Euroresiuk

Immigrants arriving in Spain in 2009

Number of immigrants grew by 7.1% in Spain in 2009

The number of immigrants living in Spain grew by 300,000 last year. This is equivalent to 7.1% and is the lowest figure since 1992 according to information provided this week by Consuelo Rumí, the Secretary of State for Immigration and Emigration.

Rumí said that the number of immigrants coming to Spain had gone down by 17% since 2000 – in 2001 the number of immigrants in Spain grew by 23.8% whereas the figure for 2009 is just 7.1%.

The Secretary of State for Immigration and Emigration also said that the number of new contracts for immigrant workers had gone down considerably too. Last year there were just 20,000 new work contracts for immigrants compared to 180,000 in 2008 and 250,000 in 2007.

As far as illegal immigration is concerned this also went down by more than 50%. Rumi said that there were more than 50% fewer immigrants arriving illegally by boat compared to 2000.

Rumí said that these figures showed that Spain had completed its first migratory cycle and was now in transition towards a second cycle characterized by the reduction in the number of immigrants arriving and the specialization of new workers which would require determined policies of integration.

Nevertheless, Rumí said that immigrants were still needed in Spain because in her opinion ‘a society which since the seventies decided not to have children or to have a reduced number of children was also deciding that in the future it would need to incorporate a large number of immigrants if it wanted its economy to grow’.
Rumí said that between 2001 and 2005 immigrants occupied 52% of all the jobs created and in 2006 nearly 60% of the 767,000 new jobs would have been left unoccupied without the 450,000 immigrants who came to live and work in Spain that year.

With regards to the current economic crisis the Secretary of State for Immigration and Emigration said that unemployment for immigrants is far higher than the national average.

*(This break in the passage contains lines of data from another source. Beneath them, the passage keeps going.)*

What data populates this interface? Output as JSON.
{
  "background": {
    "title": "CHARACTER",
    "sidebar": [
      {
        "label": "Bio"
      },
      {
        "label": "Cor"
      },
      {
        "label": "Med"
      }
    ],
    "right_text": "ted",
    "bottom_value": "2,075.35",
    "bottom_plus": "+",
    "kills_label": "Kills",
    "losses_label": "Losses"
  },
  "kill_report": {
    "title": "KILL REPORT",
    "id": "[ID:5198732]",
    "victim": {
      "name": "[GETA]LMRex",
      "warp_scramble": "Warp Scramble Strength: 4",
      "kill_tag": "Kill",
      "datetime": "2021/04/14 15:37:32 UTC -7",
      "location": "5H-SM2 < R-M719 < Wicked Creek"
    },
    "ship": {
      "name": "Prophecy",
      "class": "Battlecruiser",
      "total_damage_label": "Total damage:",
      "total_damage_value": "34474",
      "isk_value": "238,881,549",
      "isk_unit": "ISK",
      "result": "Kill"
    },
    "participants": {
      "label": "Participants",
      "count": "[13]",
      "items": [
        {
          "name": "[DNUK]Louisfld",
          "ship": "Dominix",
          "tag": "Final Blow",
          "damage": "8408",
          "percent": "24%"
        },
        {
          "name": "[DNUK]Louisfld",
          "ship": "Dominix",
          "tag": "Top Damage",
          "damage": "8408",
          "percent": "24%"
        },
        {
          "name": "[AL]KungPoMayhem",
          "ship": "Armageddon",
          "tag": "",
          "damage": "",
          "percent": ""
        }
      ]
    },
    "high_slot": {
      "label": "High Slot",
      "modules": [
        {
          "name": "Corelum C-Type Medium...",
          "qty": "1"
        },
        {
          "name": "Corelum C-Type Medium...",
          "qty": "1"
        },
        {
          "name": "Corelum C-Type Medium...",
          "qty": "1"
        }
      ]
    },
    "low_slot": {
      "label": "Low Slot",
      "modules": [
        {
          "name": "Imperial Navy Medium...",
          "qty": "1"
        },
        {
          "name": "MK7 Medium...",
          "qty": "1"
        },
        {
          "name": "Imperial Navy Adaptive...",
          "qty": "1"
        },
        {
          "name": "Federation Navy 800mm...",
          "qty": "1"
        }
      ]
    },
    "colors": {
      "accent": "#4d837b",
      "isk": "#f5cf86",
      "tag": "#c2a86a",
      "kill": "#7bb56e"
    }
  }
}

She also went on to say that the labour market for immigrant workers could now be at an end.